Once upon a time I was just like my family and friends. Then things started to change.
You speak and the sound is different and you’re left wondering why. It’s difficult to form words. You were always a chatterbox, laughing and joking, ten to the dozen. Now you sound tired or drunk. Speech Therapist says to tell people ‘I have a speech problem’. People behave strangely.
When you’re with friends you can’t join in with the conversation because by the time you’ve formed the words they have moved onto another topic. It’s difficult to be heard in a crowded room because your voice is much softer than before.
In time, people looked puzzled when you speak, and you have to speak slowly and repeat yourself over and over. Your hands don’t work either, so writing is not an option. You slowly disappear, turn into someone different, an unfamiliar shadow of your former self. Depression envelops you like a black cloud and you can’t function. Two babies to care for but you can’t even care for yourself. All the time wishing that the horrible disease will go away and leave you alone. Desperate to be you again.

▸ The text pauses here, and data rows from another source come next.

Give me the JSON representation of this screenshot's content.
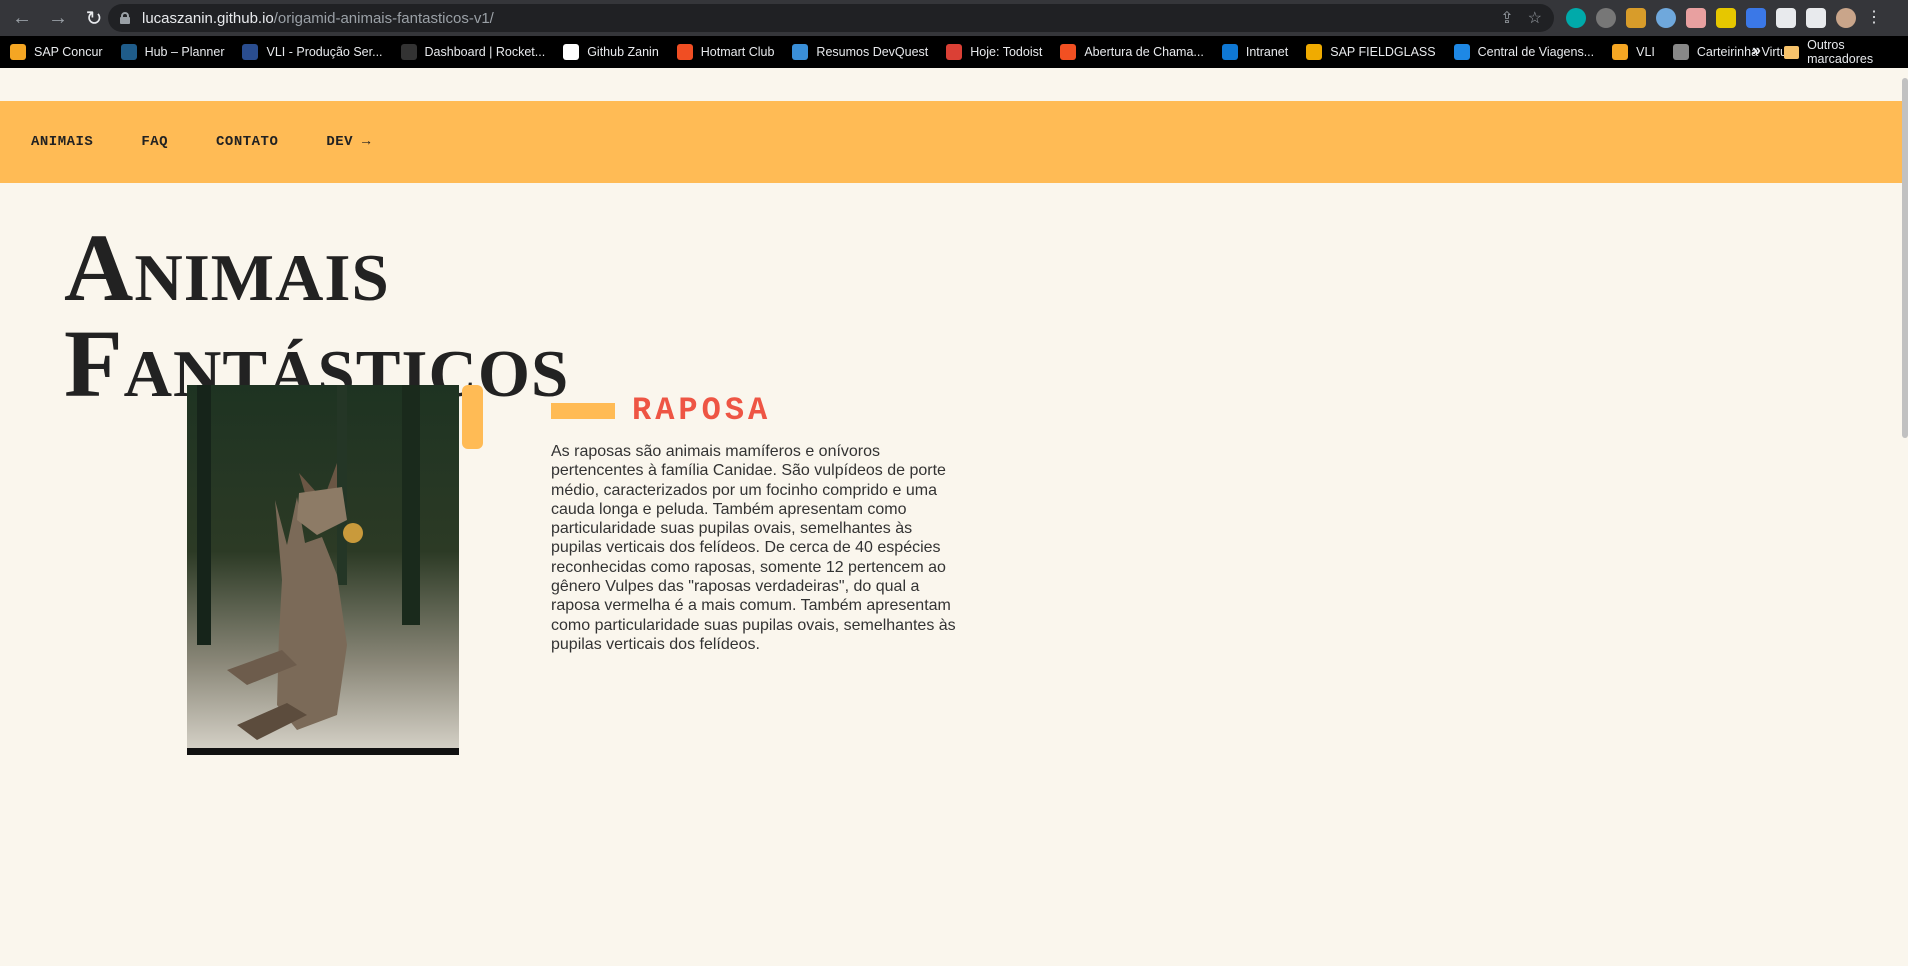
{
  "browser": {
    "url_host": "lucaszanin.github.io",
    "url_path": "/origamid-animais-fantasticos-v1/",
    "bookmarks": [
      {
        "label": "SAP Concur",
        "color": "#f5a623"
      },
      {
        "label": "Hub – Planner",
        "color": "#1f5c8a"
      },
      {
        "label": "VLI - Produção Ser...",
        "color": "#2a4d8f"
      },
      {
        "label": "Dashboard | Rocket...",
        "color": "#333333"
      },
      {
        "label": "Github Zanin",
        "color": "#ffffff"
      },
      {
        "label": "Hotmart Club",
        "color": "#f04e23"
      },
      {
        "label": "Resumos DevQuest",
        "color": "#3a8fd8"
      },
      {
        "label": "Hoje: Todoist",
        "color": "#db4035"
      },
      {
        "label": "Abertura de Chama...",
        "color": "#f25022"
      },
      {
        "label": "Intranet",
        "color": "#0f78d4"
      },
      {
        "label": "SAP FIELDGLASS",
        "color": "#f0ab00"
      },
      {
        "label": "Central de Viagens...",
        "color": "#1e88e5"
      },
      {
        "label": "VLI",
        "color": "#f5a623"
      },
      {
        "label": "Carteirinha Virtual",
        "color": "#888888"
      }
    ],
    "more": "»",
    "other_bookmarks": "Outros marcadores"
  },
  "menu": {
    "items": [
      "ANIMAIS",
      "FAQ",
      "CONTATO",
      "DEV →"
    ]
  },
  "page": {
    "title_line1": "Animais",
    "title_line2": "Fantásticos"
  },
  "animal": {
    "name": "RAPOSA",
    "description": "As raposas são animais mamíferos e onívoros pertencentes à família Canidae. São vulpídeos de porte médio, caracterizados por um focinho comprido e uma cauda longa e peluda. Também apresentam como particularidade suas pupilas ovais, semelhantes às pupilas verticais dos felídeos. De cerca de 40 espécies reconhecidas como raposas, somente 12 pertencem ao gênero Vulpes das \"raposas verdadeiras\", do qual a raposa vermelha é a mais comum. Também apresentam como particularidade suas pupilas ovais, semelhantes às pupilas verticais dos felídeos."
  },
  "colors": {
    "accent": "#ffbb55",
    "title_red": "#ee5544",
    "background": "#faf6ed"
  }
}
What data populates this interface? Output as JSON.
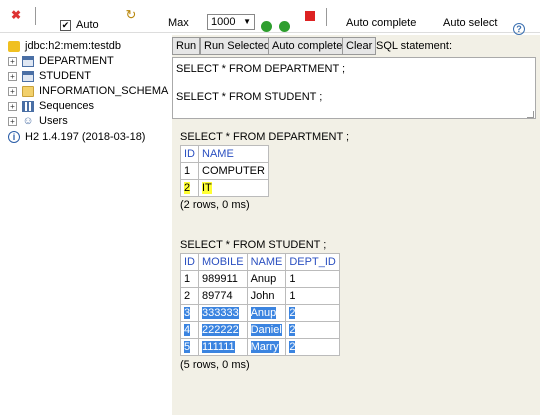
{
  "toolbar": {
    "auto_commit_label": "Auto",
    "max_label": "Max",
    "max_rows_value": "1000",
    "auto_complete_label": "Auto complete",
    "auto_select_label": "Auto select"
  },
  "tree": {
    "connection": "jdbc:h2:mem:testdb",
    "items": [
      {
        "label": "DEPARTMENT",
        "icon": "table-icon"
      },
      {
        "label": "STUDENT",
        "icon": "table-icon"
      },
      {
        "label": "INFORMATION_SCHEMA",
        "icon": "folder-icon"
      },
      {
        "label": "Sequences",
        "icon": "sequences-icon"
      },
      {
        "label": "Users",
        "icon": "users-icon"
      }
    ],
    "version": "H2 1.4.197 (2018-03-18)"
  },
  "buttons": {
    "run": "Run",
    "run_selected": "Run Selected",
    "auto_complete": "Auto complete",
    "clear": "Clear",
    "sql_statement_label": "SQL statement:"
  },
  "sql_text": "SELECT * FROM DEPARTMENT ;\n\nSELECT * FROM STUDENT ;",
  "results": [
    {
      "query": "SELECT * FROM DEPARTMENT ;",
      "columns": [
        "ID",
        "NAME"
      ],
      "rows": [
        [
          "1",
          "COMPUTER"
        ],
        [
          "2",
          "IT"
        ]
      ],
      "summary": "(2 rows, 0 ms)"
    },
    {
      "query": "SELECT * FROM STUDENT ;",
      "columns": [
        "ID",
        "MOBILE",
        "NAME",
        "DEPT_ID"
      ],
      "rows": [
        [
          "1",
          "989911",
          "Anup",
          "1"
        ],
        [
          "2",
          "89774",
          "John",
          "1"
        ],
        [
          "3",
          "333333",
          "Anup",
          "2"
        ],
        [
          "4",
          "222222",
          "Daniel",
          "2"
        ],
        [
          "5",
          "111111",
          "Marry",
          "2"
        ]
      ],
      "summary": "(5 rows, 0 ms)"
    }
  ],
  "colors": {
    "highlight_yellow": "#ffff33",
    "highlight_blue": "#3b84e0",
    "header_blue": "#2a4fc0",
    "panel_bg": "#f2f0e6"
  }
}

Eventually, no one can understand you. People think that you can’t understand them and speak loudly or ignore you. Frustration, anger, sadness.
You don’t think about assistive technology because you’ve never been disabled; don’t know anyone who is disabled. Health people come in, can’t help or give you equipment that you can’t use. Finally, MND Association Visitor brings you someone who knows everything about assistive technology. You see a way back to that old you. Communication, reading, writing, internet use again. How do you get the money for very expensive assistive technology?

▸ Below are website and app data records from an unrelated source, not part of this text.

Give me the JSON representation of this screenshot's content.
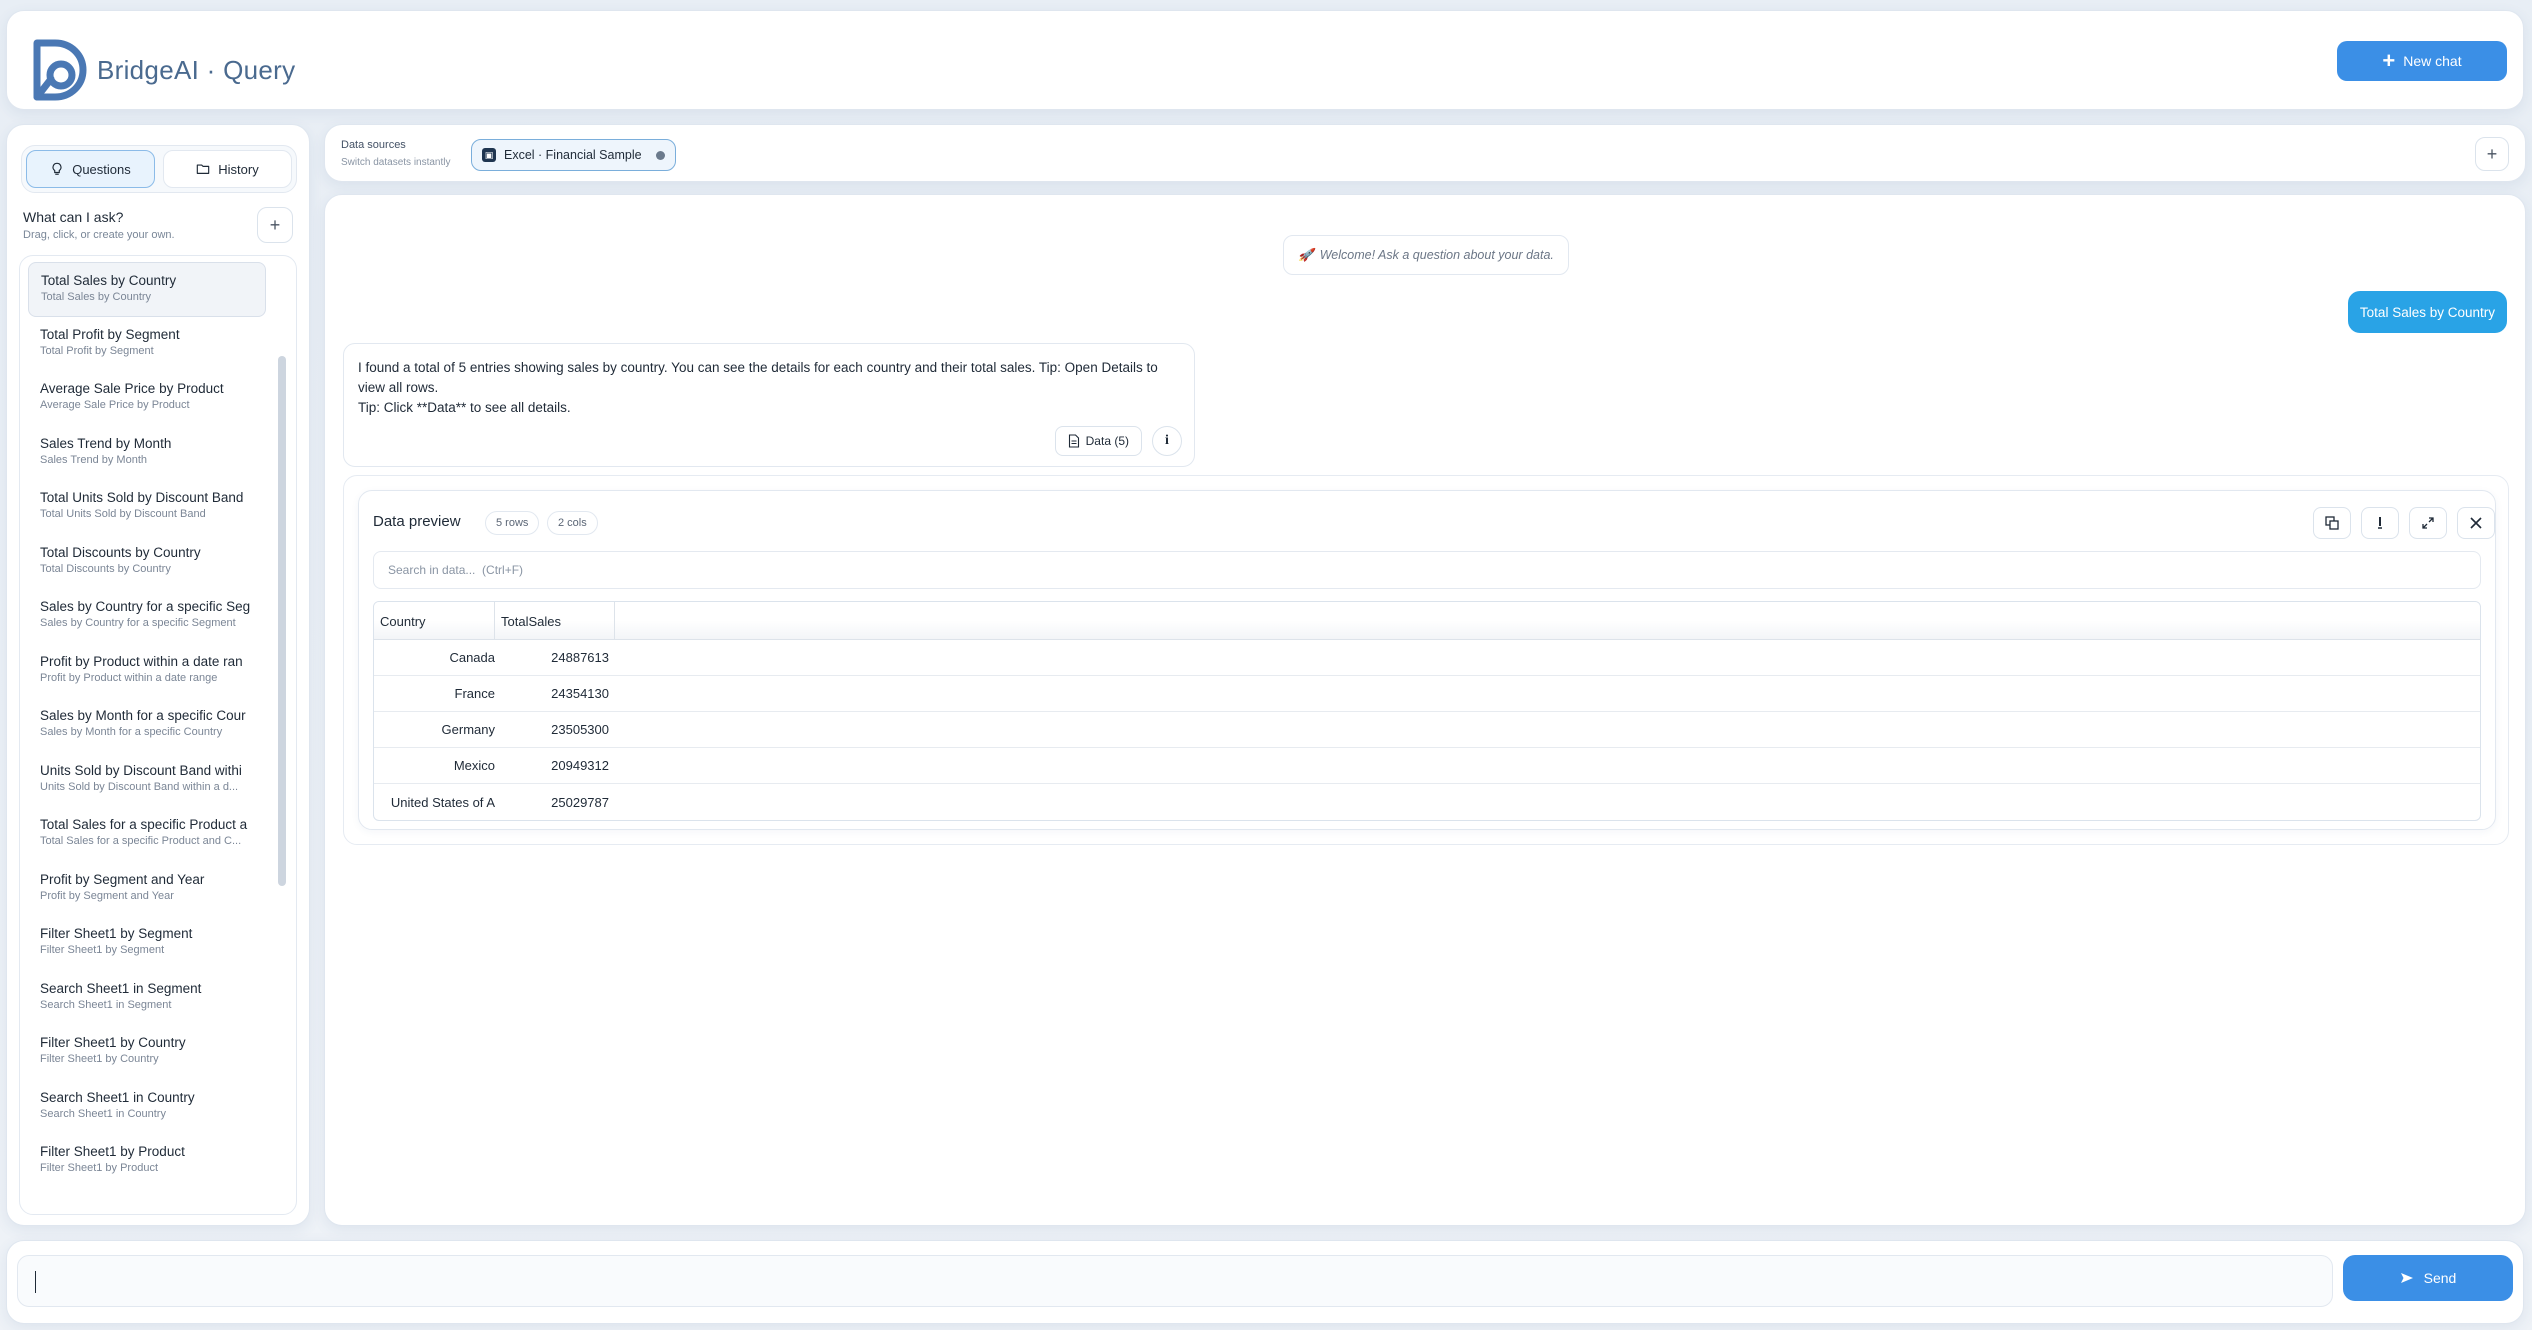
{
  "header": {
    "brand_name": "BridgeAI",
    "brand_separator": " · ",
    "brand_product": "Query",
    "new_chat_label": "New chat"
  },
  "sidebar": {
    "tabs": [
      {
        "label": "Questions",
        "icon": "lightbulb-icon",
        "active": true
      },
      {
        "label": "History",
        "icon": "folder-icon",
        "active": false
      }
    ],
    "ask_title": "What can I ask?",
    "ask_subtitle": "Drag, click, or create your own.",
    "questions": [
      {
        "title": "Total Sales by Country",
        "subtitle": "Total Sales by Country"
      },
      {
        "title": "Total Profit by Segment",
        "subtitle": "Total Profit by Segment"
      },
      {
        "title": "Average Sale Price by Product",
        "subtitle": "Average Sale Price by Product"
      },
      {
        "title": "Sales Trend by Month",
        "subtitle": "Sales Trend by Month"
      },
      {
        "title": "Total Units Sold by Discount Band",
        "subtitle": "Total Units Sold by Discount Band"
      },
      {
        "title": "Total Discounts by Country",
        "subtitle": "Total Discounts by Country"
      },
      {
        "title": "Sales by Country for a specific Seg",
        "subtitle": "Sales by Country for a specific Segment"
      },
      {
        "title": "Profit by Product within a date ran",
        "subtitle": "Profit by Product within a date range"
      },
      {
        "title": "Sales by Month for a specific Cour",
        "subtitle": "Sales by Month for a specific Country"
      },
      {
        "title": "Units Sold by Discount Band withi",
        "subtitle": "Units Sold by Discount Band within a d..."
      },
      {
        "title": "Total Sales for a specific Product a",
        "subtitle": "Total Sales for a specific Product and C..."
      },
      {
        "title": "Profit by Segment and Year",
        "subtitle": "Profit by Segment and Year"
      },
      {
        "title": "Filter Sheet1 by Segment",
        "subtitle": "Filter Sheet1 by Segment"
      },
      {
        "title": "Search Sheet1 in Segment",
        "subtitle": "Search Sheet1 in Segment"
      },
      {
        "title": "Filter Sheet1 by Country",
        "subtitle": "Filter Sheet1 by Country"
      },
      {
        "title": "Search Sheet1 in Country",
        "subtitle": "Search Sheet1 in Country"
      },
      {
        "title": "Filter Sheet1 by Product",
        "subtitle": "Filter Sheet1 by Product"
      }
    ]
  },
  "sources": {
    "label": "Data sources",
    "subtitle": "Switch datasets instantly",
    "chip_label": "Excel · Financial Sample"
  },
  "chat": {
    "welcome": "Welcome! Ask a question about your data.",
    "user_message": "Total Sales by Country",
    "bot_line1": "I found a total of 5 entries showing sales by country. You can see the details for each country and their total sales. Tip: Open Details to view all rows.",
    "bot_line2": "Tip: Click **Data** to see all details.",
    "data_button": "Data (5)"
  },
  "preview": {
    "title": "Data preview",
    "rows_badge": "5 rows",
    "cols_badge": "2 cols",
    "search_placeholder": "Search in data...  (Ctrl+F)",
    "columns": [
      "Country",
      "TotalSales"
    ],
    "rows": [
      [
        "Canada",
        "24887613"
      ],
      [
        "France",
        "24354130"
      ],
      [
        "Germany",
        "23505300"
      ],
      [
        "Mexico",
        "20949312"
      ],
      [
        "United States of A",
        "25029787"
      ]
    ]
  },
  "composer": {
    "input_value": "",
    "send_label": "Send"
  },
  "colors": {
    "accent": "#3b8fe6",
    "user_bubble": "#29a3e6",
    "brand": "#4a6a8f"
  }
}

Speech therapist says ‘no budget’; Occupational therapist says ‘no budget’. Now divorced, single mum doesn’t have budget. You have to ask charities for money which is alien to you.
MND Association help. They help many times, as technology becomes outdated or you can’t physically use it anymore.
In 2013, your CCG has most of the money for portable eyegaze. Suddenly, you have a voice everywhere, people can’t wait to talk to you and see your magic computer. You give talks to health professionals, you can almost keep up with conversations and you have a very loud voice. You discover that you can paint with your eyes. Art was always your great passion. You visit children with special needs at school and attend art therapy at hospice. You’re still severely disabled but part of you is back and it feels so good.
Technology is there. Everyone can have a voice.